"I used to think that George would have to fight a Top 10 guy." says Kulis. "But it looks like George was right. He knew they'd eventually have to come back to him if he remained unhurt and undefeated. As it looks like there is no one out there to take on Tyson, the feeling becomes more and more. Why not George?"

Because of Foreman's style and size—he is 6'3" to Tyson's 5'11"—there are some who believe that he is the one man made to topple Tyson. Trainer Angelo Dundee says, "I give him a shot, because George Foreman is devastating against short guys. I'm open-minded. I can be showed."

Then, too, there is a school of thought that says Tyson's list of victims is no more impressive than Foreman's is.

"Tyson has fought and knocked a lot of guys out," Foreman says, "but they were prey. He's never seen anything like me. I'm not the best of fighters, by any means. I'm just the only one of my kind that's around—guys who throw punches. Sonny Liston. Cleveland Williams. Hooks that break your jaw. Joe Frazier. Predators."

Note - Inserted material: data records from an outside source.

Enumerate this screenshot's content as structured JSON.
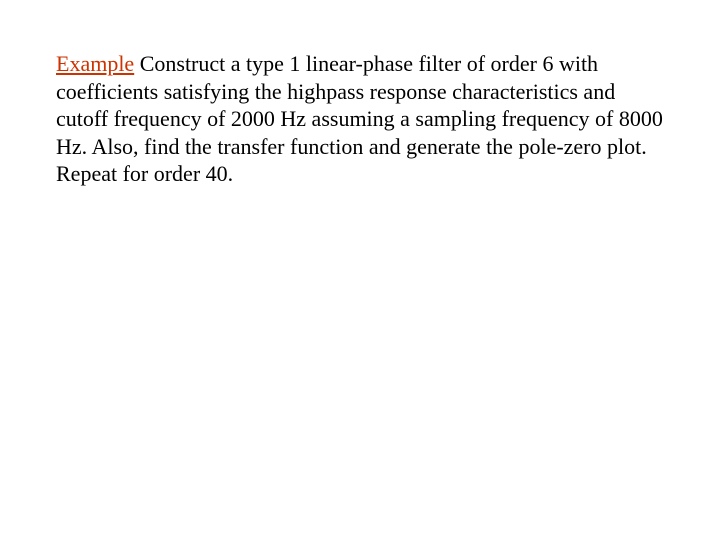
{
  "slide": {
    "label": "Example",
    "body": "  Construct a type 1 linear-phase filter of order 6 with coefficients satisfying the highpass response characteristics and cutoff frequency of 2000 Hz assuming a sampling frequency of 8000 Hz. Also, find the transfer function and generate the pole-zero plot.  Repeat for order 40."
  }
}
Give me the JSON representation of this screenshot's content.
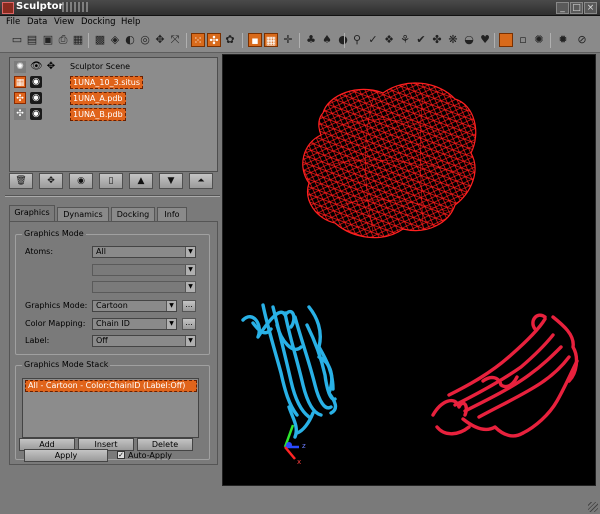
{
  "window": {
    "title": "Sculptor",
    "controls": [
      "min-icon",
      "max-icon",
      "close-icon"
    ]
  },
  "menu": [
    "File",
    "Data",
    "View",
    "Docking",
    "Help"
  ],
  "toolbar": {
    "icons": [
      "new-icon",
      "open-icon",
      "save-icon",
      "print-icon",
      "export-icon",
      "screenshot-icon",
      "zoom-icon",
      "contrast-icon",
      "rotate-icon",
      "fit-icon",
      "atoms-icon",
      "molecule-icon",
      "volume-icon",
      "orange-square-icon",
      "mesh-icon",
      "axis-icon",
      "people-icon",
      "fruit-icon",
      "wind-icon",
      "arrow-icon",
      "link-icon",
      "duck-icon",
      "orange-box-icon",
      "gray-square-icon",
      "sun-icon",
      "settings-icon",
      "stop-icon"
    ]
  },
  "scene": {
    "header": "Sculptor Scene",
    "items": [
      {
        "name": "1UNA_10_3.situs",
        "selected": true
      },
      {
        "name": "1UNA_A.pdb",
        "selected": true
      },
      {
        "name": "1UNA_B.pdb",
        "selected": true
      }
    ],
    "buttons": [
      "delete-icon",
      "move-icon",
      "visible-icon",
      "document-icon",
      "up-icon",
      "down-icon",
      "top-icon"
    ]
  },
  "tabs": [
    "Graphics",
    "Dynamics",
    "Docking",
    "Info"
  ],
  "graphics_mode": {
    "title": "Graphics Mode",
    "atoms_label": "Atoms:",
    "atoms_value": "All",
    "mode_label": "Graphics Mode:",
    "mode_value": "Cartoon",
    "color_label": "Color Mapping:",
    "color_value": "Chain ID",
    "label_label": "Label:",
    "label_value": "Off",
    "dots": "..."
  },
  "stack": {
    "title": "Graphics Mode Stack",
    "items": [
      "All - Cartoon - Color:ChainID (Label:Off)"
    ],
    "add": "Add",
    "insert": "Insert",
    "delete": "Delete",
    "apply": "Apply",
    "auto_apply": "Auto-Apply",
    "auto_apply_checked": true
  },
  "viewport": {
    "background": "#000000",
    "density_map_color": "#ff1010",
    "chain_a_color": "#29b1e6",
    "chain_b_color": "#e8213d",
    "axes": [
      "z",
      "x"
    ]
  }
}
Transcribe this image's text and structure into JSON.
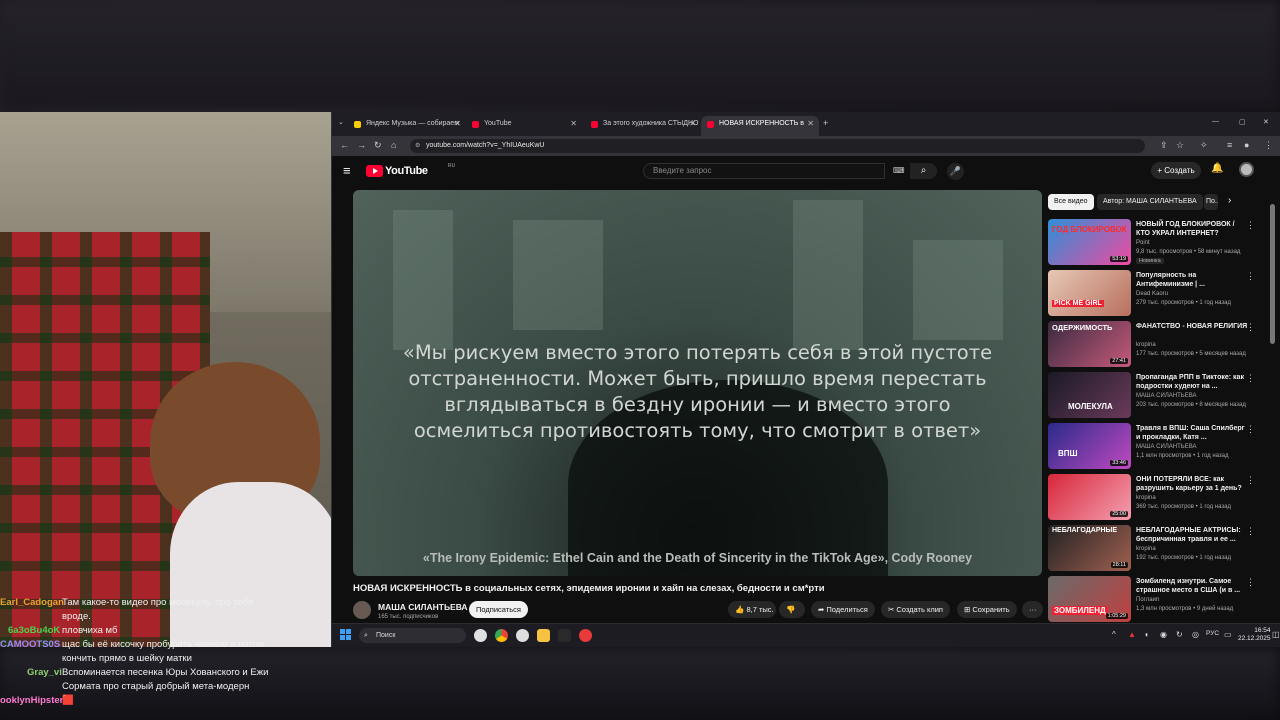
{
  "browser": {
    "tabs": [
      {
        "label": "Яндекс Музыка — собираем ..."
      },
      {
        "label": "YouTube"
      },
      {
        "label": "За этого художника СТЫДНО"
      },
      {
        "label": "НОВАЯ ИСКРЕННОСТЬ в соц..."
      }
    ],
    "url": "youtube.com/watch?v=_YhIUAeuKwU"
  },
  "youtube": {
    "logo_text": "YouTube",
    "logo_region": "RU",
    "search_placeholder": "Введите запрос",
    "create_label": "Создать",
    "player": {
      "quote": "«Мы рискуем вместо этого потерять себя в этой пустоте отстраненности. Может быть, пришло время перестать вглядываться в бездну иронии — и вместо этого осмелиться противостоять тому, что смотрит в ответ»",
      "source": "«The Irony Epidemic: Ethel Cain and the Death of Sincerity in the TikTok Age», Cody Rooney"
    },
    "video_title": "НОВАЯ ИСКРЕННОСТЬ в социальных сетях, эпидемия иронии и хайп на слезах, бедности и см*рти",
    "channel": {
      "name": "МАША СИЛАНТЬЕВА",
      "subscribers": "165 тыс. подписчиков"
    },
    "subscribe_label": "Подписаться",
    "actions": {
      "likes": "8,7 тыс.",
      "share": "Поделиться",
      "clip": "Создать клип",
      "save": "Сохранить"
    },
    "chips": [
      "Все видео",
      "Автор: МАША СИЛАНТЬЕВА",
      "По..."
    ],
    "recommendations": [
      {
        "title": "НОВЫЙ ГОД БЛОКИРОВОК / КТО УКРАЛ ИНТЕРНЕТ?",
        "channel": "Point",
        "meta": "9,8 тыс. просмотров • 58 минут назад",
        "badge": "Новинка",
        "duration": "53:19",
        "thumb_text": "ГОД БЛОКИРОВОК"
      },
      {
        "title": "Популярность на Антифеминизме | ...",
        "channel": "Dead Kaoru",
        "meta": "279 тыс. просмотров • 1 год назад",
        "badge": "",
        "duration": "",
        "thumb_text": "PICK ME GIRL"
      },
      {
        "title": "ФАНАТСТВО - НОВАЯ РЕЛИГИЯ",
        "channel": "kropina",
        "meta": "177 тыс. просмотров • 5 месяцев назад",
        "badge": "",
        "duration": "27:41",
        "thumb_text": "ОДЕРЖИМОСТЬ"
      },
      {
        "title": "Пропаганда РПП в Тиктоке: как подростки худеют на ...",
        "channel": "МАША СИЛАНТЬЕВА",
        "meta": "203 тыс. просмотров • 8 месяцев назад",
        "badge": "",
        "duration": "",
        "thumb_text": "МОЛЕКУЛА"
      },
      {
        "title": "Травля в ВПШ: Саша Спилберг и прокладки, Катя ...",
        "channel": "МАША СИЛАНТЬЕВА",
        "meta": "1,1 млн просмотров • 1 год назад",
        "badge": "",
        "duration": "33:46",
        "thumb_text": "ВПШ"
      },
      {
        "title": "ОНИ ПОТЕРЯЛИ ВСЕ: как разрушить карьеру за 1 день?",
        "channel": "kropina",
        "meta": "369 тыс. просмотров • 1 год назад",
        "badge": "",
        "duration": "25:00",
        "thumb_text": ""
      },
      {
        "title": "НЕБЛАГОДАРНЫЕ АКТРИСЫ: беспричинная травля и ее ...",
        "channel": "kropina",
        "meta": "192 тыс. просмотров • 1 год назад",
        "badge": "",
        "duration": "28:11",
        "thumb_text": "НЕБЛАГОДАРНЫЕ"
      },
      {
        "title": "Зомбиленд изнутри. Самое страшное место в США (и в ...",
        "channel": "Поглаип",
        "meta": "1,3 млн просмотров • 9 дней назад",
        "badge": "",
        "duration": "1:05:29",
        "thumb_text": "ЗОМБИЛЕНД"
      }
    ]
  },
  "taskbar": {
    "search_label": "Поиск",
    "language": "РУС",
    "time": "16:54",
    "date": "22.12.2025"
  },
  "chat": [
    {
      "user": "Earl_Cadogan",
      "color": "#f0a030",
      "text": "Там какое-то видео про молекулу, про тебя"
    },
    {
      "user": "",
      "color": "#ffffff",
      "text": "вроде."
    },
    {
      "user": "6a3oBu4oK",
      "color": "#4fd04f",
      "text": "пловчиха мб"
    },
    {
      "user": "CAMOOTS0S",
      "color": "#9b8cff",
      "text": "щас бы её кисочку пробурить членом а потом"
    },
    {
      "user": "",
      "color": "#ffffff",
      "text": "кончить прямо в шейку матки"
    },
    {
      "user": "Gray_vi",
      "color": "#8fd06f",
      "text": "Вспоминается песенка Юры Хованского и Ежи"
    },
    {
      "user": "",
      "color": "#ffffff",
      "text": "Сормата про старый добрый мета-модерн"
    },
    {
      "user": "ooklynHipster",
      "color": "#ff7ad0",
      "text": "🟥"
    }
  ]
}
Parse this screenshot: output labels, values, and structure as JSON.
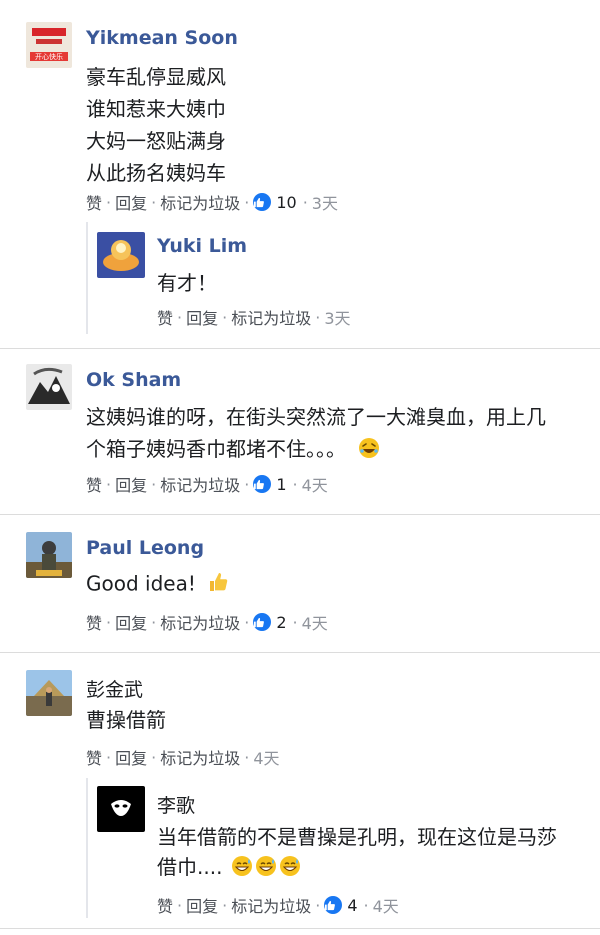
{
  "actions": {
    "like": "赞",
    "reply": "回复",
    "spam": "标记为垃圾",
    "sep": "·"
  },
  "comments": [
    {
      "author": "Yikmean Soon",
      "avatar_text": "开心快乐",
      "lines": [
        "豪车乱停显威风",
        "谁知惹来大姨巾",
        "大妈一怒贴满身",
        "从此扬名姨妈车"
      ],
      "likes": "10",
      "time": "3天",
      "reply": {
        "author": "Yuki Lim",
        "lines": [
          "有才！"
        ],
        "time": "3天"
      }
    },
    {
      "author": "Ok Sham",
      "lines": [
        "这姨妈谁的呀，在街头突然流了一大滩臭血，用上几",
        "个箱子姨妈香巾都堵不住。。。"
      ],
      "likes": "1",
      "time": "4天"
    },
    {
      "author": "Paul Leong",
      "lines": [
        "Good idea!"
      ],
      "likes": "2",
      "time": "4天"
    },
    {
      "author": "彭金武",
      "lines": [
        "曹操借箭"
      ],
      "time": "4天",
      "reply": {
        "author": "李歌",
        "lines": [
          "当年借箭的不是曹操是孔明，现在这位是马莎",
          "借巾...."
        ],
        "likes": "4",
        "time": "4天"
      }
    }
  ],
  "colors": {
    "link": "#3b5998",
    "like": "#1877f2",
    "meta": "#616770"
  }
}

Foreman has indeed been a thumping presence on this comeback, yet every critic eventually comes around to this: He has yet to stop anybody with a 10 count. All stoppages have been by referees. The worst was his last one. when Bert Cooper sat on his stool after two rounds and refused to come out. He said Foreman's punches were "buzzing" his brain.

Still, even these critics think that Foreman, though he can't win, will hang in there with Tyson. "In truth, I don't think Tyson could take Foreman out that quickly," says Arum. "Foreman will give you rounds, even if he has absolutely no chance."

Kulis agrees. "I cannot picture Mike Tyson running across the ring and knocking him down in 73 seconds." This is a fight that evidently has a grudging appeal. "I'd be eager to promote it," Kulis says.

Foreman is eager to have it, and with it the millions he can use to sustain the youth center and open others. Whereas he was once driven by a rage he couldn't understand, he is now fueled by compassion. Is this going to work? There is nothing about him that would seem to suit him for the desperate work he will have to do on fight night, not anymore. And never mind his age or size. Here is a man who used to train attack dogs. but who is now shopping for a "floppy kind of dog" more suitable for his kids. "I don't want no dog that will bite somebody," Foreman says. Is this the personality required to face down Mike Tyson?

But maybe there are other kinds of desperation. After all, who knows what a man goes through, a man who can cry at the spoilage of youth, at the waste, at the thought of all those kids with scars on their cheeks, kids who never heard Jim Brown, Mr. America, Doc Broadus, maybe George Foreman. Who knows what a man goes through, a man who can't sleep nights?